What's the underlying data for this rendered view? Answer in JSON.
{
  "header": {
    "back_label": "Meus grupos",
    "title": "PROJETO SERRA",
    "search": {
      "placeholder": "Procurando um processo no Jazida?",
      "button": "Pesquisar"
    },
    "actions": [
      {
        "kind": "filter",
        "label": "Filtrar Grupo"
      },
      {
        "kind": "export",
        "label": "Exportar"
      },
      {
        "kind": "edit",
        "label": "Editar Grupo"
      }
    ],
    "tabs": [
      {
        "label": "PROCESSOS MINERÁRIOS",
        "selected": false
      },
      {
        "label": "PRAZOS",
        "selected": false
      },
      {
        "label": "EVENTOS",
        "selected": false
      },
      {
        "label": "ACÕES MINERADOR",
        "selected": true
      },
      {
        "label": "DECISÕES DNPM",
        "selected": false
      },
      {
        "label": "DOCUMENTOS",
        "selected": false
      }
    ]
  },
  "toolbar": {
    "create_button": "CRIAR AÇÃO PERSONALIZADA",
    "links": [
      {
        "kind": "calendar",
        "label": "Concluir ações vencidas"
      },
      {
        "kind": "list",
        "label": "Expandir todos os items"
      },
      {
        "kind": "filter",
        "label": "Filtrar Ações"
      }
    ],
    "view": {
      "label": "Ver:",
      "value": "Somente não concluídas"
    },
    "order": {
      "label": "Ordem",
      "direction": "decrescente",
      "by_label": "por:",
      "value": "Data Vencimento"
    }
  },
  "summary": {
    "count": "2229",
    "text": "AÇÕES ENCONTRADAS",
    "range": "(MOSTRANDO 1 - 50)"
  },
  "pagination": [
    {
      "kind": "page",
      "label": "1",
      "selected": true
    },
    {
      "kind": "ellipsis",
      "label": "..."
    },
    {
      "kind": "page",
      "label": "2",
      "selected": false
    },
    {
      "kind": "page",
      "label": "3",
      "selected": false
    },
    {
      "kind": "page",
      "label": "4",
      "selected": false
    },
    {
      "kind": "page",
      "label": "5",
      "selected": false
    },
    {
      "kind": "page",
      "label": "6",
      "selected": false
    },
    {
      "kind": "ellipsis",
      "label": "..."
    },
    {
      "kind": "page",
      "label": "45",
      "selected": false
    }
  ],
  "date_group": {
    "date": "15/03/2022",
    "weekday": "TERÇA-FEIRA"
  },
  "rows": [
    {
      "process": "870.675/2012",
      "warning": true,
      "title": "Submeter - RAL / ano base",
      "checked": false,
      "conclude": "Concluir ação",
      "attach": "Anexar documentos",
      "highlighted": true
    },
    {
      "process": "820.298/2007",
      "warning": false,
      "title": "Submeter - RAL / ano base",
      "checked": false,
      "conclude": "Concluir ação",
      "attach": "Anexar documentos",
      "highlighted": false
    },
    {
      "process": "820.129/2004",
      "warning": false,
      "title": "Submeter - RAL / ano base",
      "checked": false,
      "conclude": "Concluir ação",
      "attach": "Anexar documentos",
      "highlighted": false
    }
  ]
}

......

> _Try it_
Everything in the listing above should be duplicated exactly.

> _Response_
What's the underlying data for this rendered view? Answer in JSON.
{
  "header": {
    "back_label": "Meus grupos",
    "title": "PROJETO SERRA",
    "search": {
      "placeholder": "Procurando um processo no Jazida?",
      "button": "Pesquisar"
    },
    "actions": [
      {
        "kind": "filter",
        "label": "Filtrar Grupo"
      },
      {
        "kind": "export",
        "label": "Exportar"
      },
      {
        "kind": "edit",
        "label": "Editar Grupo"
      }
    ],
    "tabs": [
      {
        "label": "PROCESSOS MINERÁRIOS",
        "selected": false
      },
      {
        "label": "PRAZOS",
        "selected": false
      },
      {
        "label": "EVENTOS",
        "selected": false
      },
      {
        "label": "ACÕES MINERADOR",
        "selected": true
      },
      {
        "label": "DECISÕES DNPM",
        "selected": false
      },
      {
        "label": "DOCUMENTOS",
        "selected": false
      }
    ]
  },
  "toolbar": {
    "create_button": "CRIAR AÇÃO PERSONALIZADA",
    "links": [
      {
        "kind": "calendar",
        "label": "Concluir ações vencidas"
      },
      {
        "kind": "list",
        "label": "Expandir todos os items"
      },
      {
        "kind": "filter",
        "label": "Filtrar Ações"
      }
    ],
    "view": {
      "label": "Ver:",
      "value": "Somente não concluídas"
    },
    "order": {
      "label": "Ordem",
      "direction": "decrescente",
      "by_label": "por:",
      "value": "Data Vencimento"
    }
  },
  "summary": {
    "count": "2229",
    "text": "AÇÕES ENCONTRADAS",
    "range": "(MOSTRANDO 1 - 50)"
  },
  "pagination": [
    {
      "kind": "page",
      "label": "1",
      "selected": true
    },
    {
      "kind": "ellipsis",
      "label": "..."
    },
    {
      "kind": "page",
      "label": "2",
      "selected": false
    },
    {
      "kind": "page",
      "label": "3",
      "selected": false
    },
    {
      "kind": "page",
      "label": "4",
      "selected": false
    },
    {
      "kind": "page",
      "label": "5",
      "selected": false
    },
    {
      "kind": "page",
      "label": "6",
      "selected": false
    },
    {
      "kind": "ellipsis",
      "label": "..."
    },
    {
      "kind": "page",
      "label": "45",
      "selected": false
    }
  ],
  "date_group": {
    "date": "15/03/2022",
    "weekday": "TERÇA-FEIRA"
  },
  "rows": [
    {
      "process": "870.675/2012",
      "warning": true,
      "title": "Submeter - RAL / ano base",
      "checked": false,
      "conclude": "Concluir ação",
      "attach": "Anexar documentos",
      "highlighted": true
    },
    {
      "process": "820.298/2007",
      "warning": false,
      "title": "Submeter - RAL / ano base",
      "checked": false,
      "conclude": "Concluir ação",
      "attach": "Anexar documentos",
      "highlighted": false
    },
    {
      "process": "820.129/2004",
      "warning": false,
      "title": "Submeter - RAL / ano base",
      "checked": false,
      "conclude": "Concluir ação",
      "attach": "Anexar documentos",
      "highlighted": false
    }
  ]
}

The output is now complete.